"It was a symbiotic relationship between shooting very high and having a team drive and organization that was able to make that happen," said Kassing.

Coming in for a smooth landing

From December to March, the team ended up building a total of five aircrafts plus a wind tunnel model and prepared three aircrafts for competition.

Texas A&M arrived at competition prepared with three aircrafts and a confident understanding of their design. | Image: John Blausen

“I think most people knew that Texas A&M came to compete, but they might have been caught off guard that ours performed as well as it did,” said Blausen.

Despite the doubt their small-winged aircraft received from teams and judges, Farmers Flight’s perseverance leading up to competition equipped them with everything they needed to succeed.

“This year, we did numerous flight tests, so we knew exactly what conditions our plane could fly in,” said Blausen. “We had the experience and the confidence to push the limits, and as a result, by the end of day one we’d already scored enough to win.”

This year’s win pulled Texas A&M’s SAE aero design team out of a six-year slump. As gratifying as the victory was for the team, their takeaways extend beyond a first-place award.

“To see people grow from being not too self-assured about the things they’re designing to stepping in at competition and suggesting solutions was amazing,” said Kassing. “The value behind seeing our team gain confidence in engineering and the intuition which that practical experience builds is incalculable.”

Farmers Flight competed against teams from India, Czech Republic, Poland, Brazil, Mexico, China and Canada. Along with placing first overall, Farmers Flight received first place in mission performance and second place in oral presentation.

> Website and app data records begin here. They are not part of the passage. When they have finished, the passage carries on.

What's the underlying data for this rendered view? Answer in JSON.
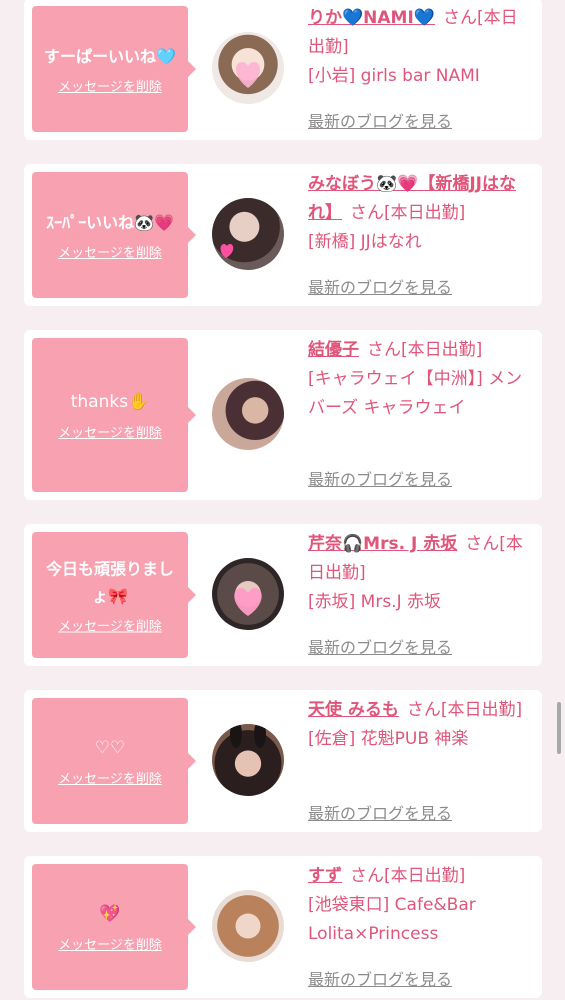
{
  "common": {
    "delete_label": "メッセージを削除",
    "blog_label": "最新のブログを見る"
  },
  "items": [
    {
      "message": "すーぱーいいね🩵",
      "name": "りか💙NAMI💙",
      "status": "さん[本日出勤]",
      "shop": "[小岩] girls bar NAMI",
      "avatar_icon": "girl-photo-heart-sticker"
    },
    {
      "message": "ｽｰﾊﾟｰいいね🐼💗",
      "name": "みなぼう🐼💗【新橋JJはなれ】",
      "status": "さん[本日出勤]",
      "shop": "[新橋] JJはなれ",
      "avatar_icon": "girl-photo-dark-hair"
    },
    {
      "message": "thanks✋",
      "name": "結優子",
      "status": "さん[本日出勤]",
      "shop": "[キャラウェイ【中洲】] メンバーズ キャラウェイ",
      "avatar_icon": "girl-photo-warm-light"
    },
    {
      "message": "今日も頑張りましょ🎀",
      "name": "芹奈🎧Mrs. J 赤坂",
      "status": "さん[本日出勤]",
      "shop": "[赤坂] Mrs.J 赤坂",
      "avatar_icon": "girl-photo-heart-mask"
    },
    {
      "message": "♡♡",
      "name": "天使 みるも",
      "status": "さん[本日出勤]",
      "shop": "[佐倉] 花魁PUB 神楽",
      "avatar_icon": "girl-photo-bunny-ears"
    },
    {
      "message": "💖",
      "name": "すず",
      "status": "さん[本日出勤]",
      "shop": "[池袋東口] Cafe&Bar Lolita×Princess",
      "avatar_icon": "girl-photo-sticker"
    }
  ],
  "colors": {
    "accent": "#e0567b",
    "bubble": "#f7a1b1",
    "background": "#f6eef1",
    "link_gray": "#8c8c8c"
  }
}
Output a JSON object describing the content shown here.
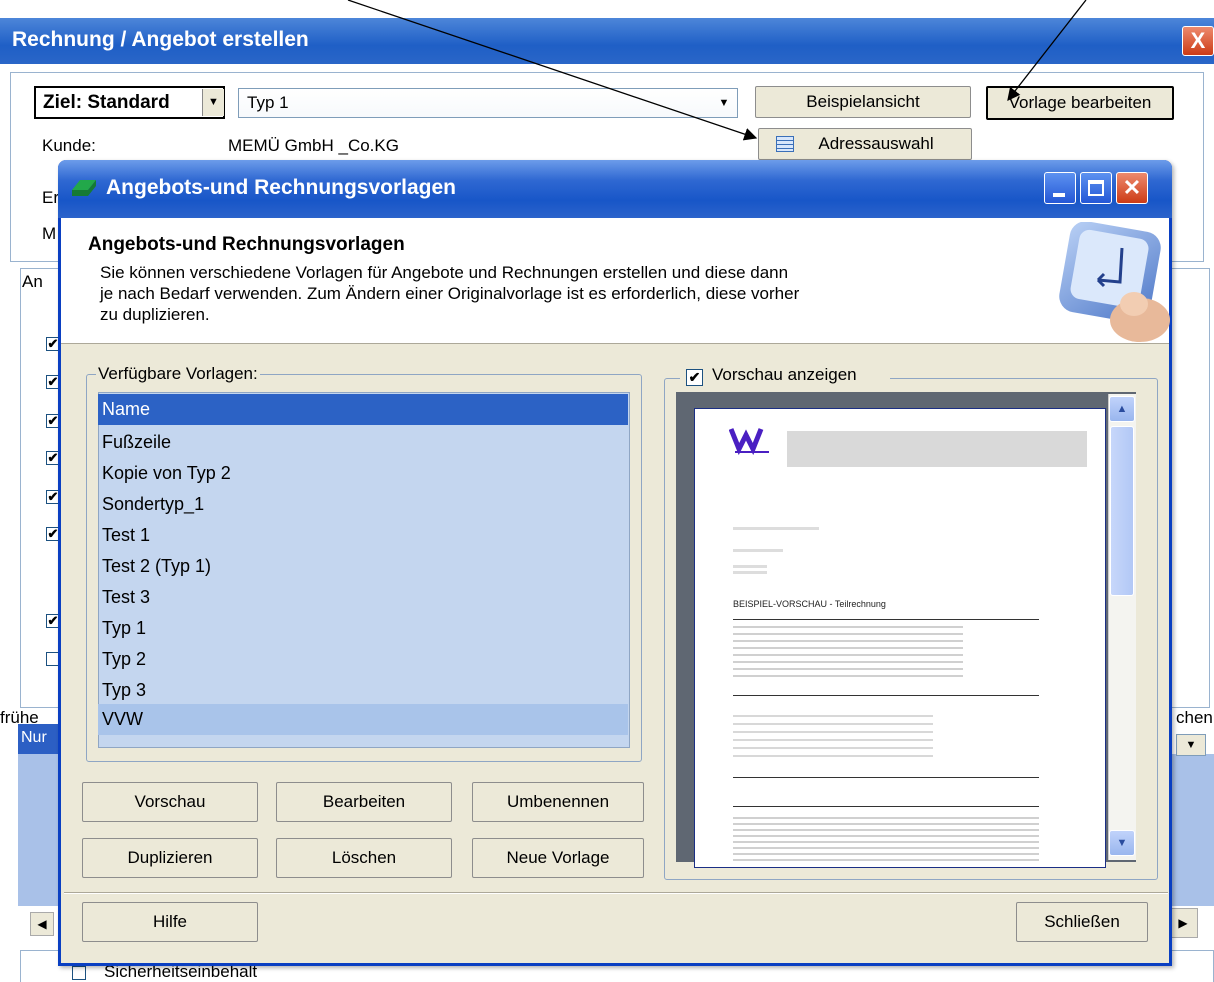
{
  "main_window": {
    "title": "Rechnung / Angebot erstellen",
    "close_glyph": "X",
    "ziel_label": "Ziel: Standard",
    "template_combo_value": "Typ 1",
    "beispielansicht_button": "Beispielansicht",
    "vorlage_bearbeiten_button": "Vorlage bearbeiten",
    "adressauswahl_button": "Adressauswahl",
    "kunde_label": "Kunde:",
    "kunde_value": "MEMÜ GmbH _Co.KG",
    "cut_labels": [
      "Er",
      "M",
      "An",
      "frühe",
      "Nur",
      "chen"
    ],
    "sicherheitseinbehalt_label": "Sicherheitseinbehalt"
  },
  "dialog": {
    "title": "Angebots-und Rechnungsvorlagen",
    "header_title": "Angebots-und Rechnungsvorlagen",
    "header_description": "Sie können verschiedene Vorlagen für Angebote und Rechnungen erstellen und diese dann je nach Bedarf verwenden. Zum Ändern einer Originalvorlage ist es erforderlich, diese vorher zu duplizieren.",
    "available_templates_label": "Verfügbare Vorlagen:",
    "templates": [
      "Name",
      "Fußzeile",
      "Kopie von Typ 2",
      "Sondertyp_1",
      "Test 1",
      "Test 2 (Typ 1)",
      "Test 3",
      "Typ 1",
      "Typ 2",
      "Typ 3",
      "VVW"
    ],
    "preview_checkbox_label": "Vorschau anzeigen",
    "buttons": {
      "vorschau": "Vorschau",
      "bearbeiten": "Bearbeiten",
      "umbenennen": "Umbenennen",
      "duplizieren": "Duplizieren",
      "loeschen": "Löschen",
      "neue_vorlage": "Neue Vorlage",
      "hilfe": "Hilfe",
      "schliessen": "Schließen"
    },
    "preview_doc": {
      "heading": "BEISPIEL-VORSCHAU - Teilrechnung"
    }
  },
  "colors": {
    "titlebar": "#2f68d2",
    "selection": "#2c62c5",
    "list_background": "#c4d6ef",
    "dialog_face": "#ece9d8"
  }
}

Learn more about Texas A&M’s SAE design team and the annual SAE Aero Design competition.